YOUR GOAL
In the entries that follow, how many lines hold the string "Алексей"? Give only that number.

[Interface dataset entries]

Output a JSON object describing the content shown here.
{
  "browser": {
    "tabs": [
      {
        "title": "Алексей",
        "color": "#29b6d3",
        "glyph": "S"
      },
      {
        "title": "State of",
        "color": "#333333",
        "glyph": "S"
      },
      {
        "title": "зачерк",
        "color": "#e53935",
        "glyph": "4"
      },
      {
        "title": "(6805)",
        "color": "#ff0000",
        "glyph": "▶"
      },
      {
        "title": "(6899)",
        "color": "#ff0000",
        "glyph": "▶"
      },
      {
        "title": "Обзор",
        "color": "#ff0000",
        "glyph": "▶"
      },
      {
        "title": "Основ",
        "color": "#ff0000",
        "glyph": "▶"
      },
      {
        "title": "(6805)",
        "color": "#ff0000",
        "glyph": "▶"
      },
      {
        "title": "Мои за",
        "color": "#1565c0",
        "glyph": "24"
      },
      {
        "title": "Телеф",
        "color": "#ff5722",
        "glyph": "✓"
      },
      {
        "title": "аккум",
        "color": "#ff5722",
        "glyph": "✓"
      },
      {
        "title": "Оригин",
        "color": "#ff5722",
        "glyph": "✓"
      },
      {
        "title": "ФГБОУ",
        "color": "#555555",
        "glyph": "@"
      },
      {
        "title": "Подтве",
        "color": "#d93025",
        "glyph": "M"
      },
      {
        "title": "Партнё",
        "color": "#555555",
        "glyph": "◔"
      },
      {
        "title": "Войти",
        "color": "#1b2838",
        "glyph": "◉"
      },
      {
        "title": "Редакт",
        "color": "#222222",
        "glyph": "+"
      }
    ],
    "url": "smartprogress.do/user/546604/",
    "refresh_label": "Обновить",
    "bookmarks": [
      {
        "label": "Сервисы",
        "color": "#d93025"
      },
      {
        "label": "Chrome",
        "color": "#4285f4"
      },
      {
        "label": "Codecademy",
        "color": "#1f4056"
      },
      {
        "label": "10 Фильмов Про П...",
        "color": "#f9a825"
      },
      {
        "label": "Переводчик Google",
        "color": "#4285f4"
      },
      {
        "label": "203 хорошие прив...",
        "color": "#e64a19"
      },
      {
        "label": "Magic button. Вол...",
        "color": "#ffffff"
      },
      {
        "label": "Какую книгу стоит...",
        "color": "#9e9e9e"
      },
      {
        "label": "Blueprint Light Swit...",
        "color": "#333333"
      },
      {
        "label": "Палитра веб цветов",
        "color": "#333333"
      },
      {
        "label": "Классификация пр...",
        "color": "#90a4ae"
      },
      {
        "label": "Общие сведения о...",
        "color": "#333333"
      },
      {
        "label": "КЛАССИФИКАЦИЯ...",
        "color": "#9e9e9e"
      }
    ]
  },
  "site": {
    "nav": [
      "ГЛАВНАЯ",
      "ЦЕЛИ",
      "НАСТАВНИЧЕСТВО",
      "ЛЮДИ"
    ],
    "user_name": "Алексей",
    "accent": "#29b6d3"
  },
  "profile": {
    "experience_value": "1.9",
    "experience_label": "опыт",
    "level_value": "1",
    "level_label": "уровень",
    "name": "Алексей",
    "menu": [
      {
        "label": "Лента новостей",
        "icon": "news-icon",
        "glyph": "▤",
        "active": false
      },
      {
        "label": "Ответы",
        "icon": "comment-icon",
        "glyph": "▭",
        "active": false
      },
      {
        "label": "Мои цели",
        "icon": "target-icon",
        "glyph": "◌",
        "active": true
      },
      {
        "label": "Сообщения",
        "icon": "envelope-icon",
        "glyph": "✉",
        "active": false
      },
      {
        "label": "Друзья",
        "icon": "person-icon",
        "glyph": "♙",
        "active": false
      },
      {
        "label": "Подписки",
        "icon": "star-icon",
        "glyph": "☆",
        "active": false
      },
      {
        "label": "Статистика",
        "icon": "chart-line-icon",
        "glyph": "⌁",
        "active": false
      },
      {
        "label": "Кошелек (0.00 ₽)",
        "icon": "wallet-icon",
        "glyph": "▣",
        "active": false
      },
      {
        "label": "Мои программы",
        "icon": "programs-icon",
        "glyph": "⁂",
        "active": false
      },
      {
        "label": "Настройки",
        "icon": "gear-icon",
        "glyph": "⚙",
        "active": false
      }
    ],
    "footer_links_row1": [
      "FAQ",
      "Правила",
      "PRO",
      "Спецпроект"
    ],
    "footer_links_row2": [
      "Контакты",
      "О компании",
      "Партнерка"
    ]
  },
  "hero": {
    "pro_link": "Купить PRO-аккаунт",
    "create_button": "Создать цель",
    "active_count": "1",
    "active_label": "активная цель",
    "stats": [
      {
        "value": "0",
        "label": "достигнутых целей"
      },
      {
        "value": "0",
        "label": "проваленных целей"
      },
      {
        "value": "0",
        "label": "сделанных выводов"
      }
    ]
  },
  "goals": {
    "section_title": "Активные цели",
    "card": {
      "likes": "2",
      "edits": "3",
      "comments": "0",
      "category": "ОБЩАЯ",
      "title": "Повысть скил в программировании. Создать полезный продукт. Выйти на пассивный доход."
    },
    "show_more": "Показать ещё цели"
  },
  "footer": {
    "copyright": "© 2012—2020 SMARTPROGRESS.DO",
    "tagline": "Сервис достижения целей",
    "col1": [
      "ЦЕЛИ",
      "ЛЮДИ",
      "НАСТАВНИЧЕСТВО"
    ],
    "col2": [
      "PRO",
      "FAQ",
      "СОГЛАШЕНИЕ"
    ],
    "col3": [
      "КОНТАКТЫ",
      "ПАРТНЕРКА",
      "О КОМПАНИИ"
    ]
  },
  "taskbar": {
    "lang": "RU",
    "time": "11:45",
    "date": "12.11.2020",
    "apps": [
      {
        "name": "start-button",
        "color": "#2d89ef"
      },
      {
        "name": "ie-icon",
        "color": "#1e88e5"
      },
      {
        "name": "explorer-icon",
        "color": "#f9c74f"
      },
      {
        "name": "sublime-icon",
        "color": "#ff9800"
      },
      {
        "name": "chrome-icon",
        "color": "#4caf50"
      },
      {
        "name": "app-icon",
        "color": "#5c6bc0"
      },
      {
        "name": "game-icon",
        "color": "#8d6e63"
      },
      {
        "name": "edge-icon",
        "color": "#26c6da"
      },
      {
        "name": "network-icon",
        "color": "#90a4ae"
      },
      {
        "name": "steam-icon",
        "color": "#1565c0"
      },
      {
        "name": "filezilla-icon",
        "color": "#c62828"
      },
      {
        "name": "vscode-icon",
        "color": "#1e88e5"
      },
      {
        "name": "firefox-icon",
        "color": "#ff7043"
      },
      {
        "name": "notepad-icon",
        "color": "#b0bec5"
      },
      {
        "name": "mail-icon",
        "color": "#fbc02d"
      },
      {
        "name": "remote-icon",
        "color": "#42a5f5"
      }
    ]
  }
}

EXERCISE SOLUTION
3